Excerpts from an interface dataset:
_ _ _

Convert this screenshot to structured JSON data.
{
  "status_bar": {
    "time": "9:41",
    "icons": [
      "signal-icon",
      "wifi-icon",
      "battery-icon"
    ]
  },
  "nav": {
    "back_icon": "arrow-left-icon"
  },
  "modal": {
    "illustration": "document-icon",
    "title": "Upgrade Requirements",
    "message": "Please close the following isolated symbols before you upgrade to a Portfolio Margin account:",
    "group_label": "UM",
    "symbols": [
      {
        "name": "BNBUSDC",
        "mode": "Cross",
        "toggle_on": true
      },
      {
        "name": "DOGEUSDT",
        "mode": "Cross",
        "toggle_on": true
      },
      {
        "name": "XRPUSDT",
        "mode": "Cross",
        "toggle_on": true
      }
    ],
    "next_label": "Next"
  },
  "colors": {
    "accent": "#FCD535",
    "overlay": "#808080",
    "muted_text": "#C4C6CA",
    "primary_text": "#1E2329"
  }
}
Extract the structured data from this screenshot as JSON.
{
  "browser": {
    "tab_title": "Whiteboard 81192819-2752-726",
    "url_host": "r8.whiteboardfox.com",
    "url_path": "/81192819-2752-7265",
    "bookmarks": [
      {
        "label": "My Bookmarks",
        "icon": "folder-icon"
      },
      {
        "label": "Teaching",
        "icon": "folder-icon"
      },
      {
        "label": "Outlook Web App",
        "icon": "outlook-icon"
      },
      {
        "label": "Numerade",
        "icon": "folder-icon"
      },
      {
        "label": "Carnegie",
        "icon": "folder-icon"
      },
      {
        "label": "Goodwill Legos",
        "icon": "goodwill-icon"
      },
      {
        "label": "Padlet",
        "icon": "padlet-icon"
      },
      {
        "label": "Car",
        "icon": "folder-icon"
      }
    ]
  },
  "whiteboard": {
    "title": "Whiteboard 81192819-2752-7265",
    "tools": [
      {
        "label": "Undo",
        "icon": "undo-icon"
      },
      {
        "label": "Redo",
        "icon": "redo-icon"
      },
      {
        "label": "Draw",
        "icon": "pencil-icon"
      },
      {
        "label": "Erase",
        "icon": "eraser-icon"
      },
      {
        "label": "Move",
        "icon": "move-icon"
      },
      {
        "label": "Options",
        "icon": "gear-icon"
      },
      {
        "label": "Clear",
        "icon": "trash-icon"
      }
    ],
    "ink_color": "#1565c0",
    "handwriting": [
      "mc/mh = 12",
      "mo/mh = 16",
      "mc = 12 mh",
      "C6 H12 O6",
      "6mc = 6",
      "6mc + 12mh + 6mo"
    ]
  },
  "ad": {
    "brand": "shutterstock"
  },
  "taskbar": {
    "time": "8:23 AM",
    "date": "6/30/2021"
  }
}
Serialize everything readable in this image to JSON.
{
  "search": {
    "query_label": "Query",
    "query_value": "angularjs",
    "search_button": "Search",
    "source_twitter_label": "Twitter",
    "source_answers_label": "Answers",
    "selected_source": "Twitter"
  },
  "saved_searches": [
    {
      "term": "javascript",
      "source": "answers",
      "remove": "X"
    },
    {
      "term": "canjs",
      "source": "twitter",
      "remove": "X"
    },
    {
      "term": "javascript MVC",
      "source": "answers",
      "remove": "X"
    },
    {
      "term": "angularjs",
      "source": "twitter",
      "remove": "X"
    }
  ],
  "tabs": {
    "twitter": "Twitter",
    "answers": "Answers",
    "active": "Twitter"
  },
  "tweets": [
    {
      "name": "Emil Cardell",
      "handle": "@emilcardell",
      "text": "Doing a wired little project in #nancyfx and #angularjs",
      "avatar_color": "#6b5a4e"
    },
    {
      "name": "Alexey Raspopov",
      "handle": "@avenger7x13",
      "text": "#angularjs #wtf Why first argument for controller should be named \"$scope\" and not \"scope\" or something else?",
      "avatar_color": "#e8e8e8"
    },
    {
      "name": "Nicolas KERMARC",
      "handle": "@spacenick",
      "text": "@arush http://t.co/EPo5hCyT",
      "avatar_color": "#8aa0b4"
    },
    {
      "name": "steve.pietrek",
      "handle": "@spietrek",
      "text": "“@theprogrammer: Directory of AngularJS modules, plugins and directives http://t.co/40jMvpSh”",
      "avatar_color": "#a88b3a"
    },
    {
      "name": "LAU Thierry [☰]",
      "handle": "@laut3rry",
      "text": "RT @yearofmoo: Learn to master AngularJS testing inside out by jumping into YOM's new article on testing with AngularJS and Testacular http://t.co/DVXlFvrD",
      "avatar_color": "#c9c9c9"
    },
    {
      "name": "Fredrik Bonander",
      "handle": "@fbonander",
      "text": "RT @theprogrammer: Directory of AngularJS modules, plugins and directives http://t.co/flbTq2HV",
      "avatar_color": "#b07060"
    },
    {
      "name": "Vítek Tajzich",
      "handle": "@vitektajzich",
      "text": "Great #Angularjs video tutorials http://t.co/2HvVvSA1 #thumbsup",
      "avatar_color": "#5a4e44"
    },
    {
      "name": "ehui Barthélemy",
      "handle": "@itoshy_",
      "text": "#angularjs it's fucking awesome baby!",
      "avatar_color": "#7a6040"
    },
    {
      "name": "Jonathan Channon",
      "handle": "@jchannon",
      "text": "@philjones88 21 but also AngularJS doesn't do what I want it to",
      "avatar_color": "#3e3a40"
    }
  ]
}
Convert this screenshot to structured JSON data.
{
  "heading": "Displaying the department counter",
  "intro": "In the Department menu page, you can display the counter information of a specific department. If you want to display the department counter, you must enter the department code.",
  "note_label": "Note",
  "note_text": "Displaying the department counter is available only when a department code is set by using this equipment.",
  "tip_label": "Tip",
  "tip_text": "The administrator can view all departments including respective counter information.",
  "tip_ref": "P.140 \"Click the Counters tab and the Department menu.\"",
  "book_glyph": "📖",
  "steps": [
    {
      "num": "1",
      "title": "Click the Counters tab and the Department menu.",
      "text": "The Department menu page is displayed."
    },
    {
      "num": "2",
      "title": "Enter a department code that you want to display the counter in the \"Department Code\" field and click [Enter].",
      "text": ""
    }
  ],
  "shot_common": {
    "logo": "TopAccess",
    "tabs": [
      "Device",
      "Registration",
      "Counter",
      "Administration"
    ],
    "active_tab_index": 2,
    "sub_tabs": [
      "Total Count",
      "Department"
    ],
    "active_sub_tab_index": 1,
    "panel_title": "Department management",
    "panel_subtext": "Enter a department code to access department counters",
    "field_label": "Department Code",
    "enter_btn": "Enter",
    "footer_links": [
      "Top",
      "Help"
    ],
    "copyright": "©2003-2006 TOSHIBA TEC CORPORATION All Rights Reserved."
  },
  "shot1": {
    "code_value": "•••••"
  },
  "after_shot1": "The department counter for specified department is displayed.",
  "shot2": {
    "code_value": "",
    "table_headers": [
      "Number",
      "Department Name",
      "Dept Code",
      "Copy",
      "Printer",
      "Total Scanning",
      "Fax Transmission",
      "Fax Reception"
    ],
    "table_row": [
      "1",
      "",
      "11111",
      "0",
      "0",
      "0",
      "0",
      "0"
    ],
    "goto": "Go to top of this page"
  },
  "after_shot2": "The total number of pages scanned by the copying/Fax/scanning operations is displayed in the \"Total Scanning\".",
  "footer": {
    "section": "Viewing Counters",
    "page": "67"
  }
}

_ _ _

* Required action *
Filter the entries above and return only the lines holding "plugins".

* Solution to this problem *
      "text": "“@theprogrammer: Directory of AngularJS modules, plugins and directives http://t.co/40jMvpSh”",
      "text": "RT @theprogrammer: Directory of AngularJS modules, plugins and directives http://t.co/flbTq2HV",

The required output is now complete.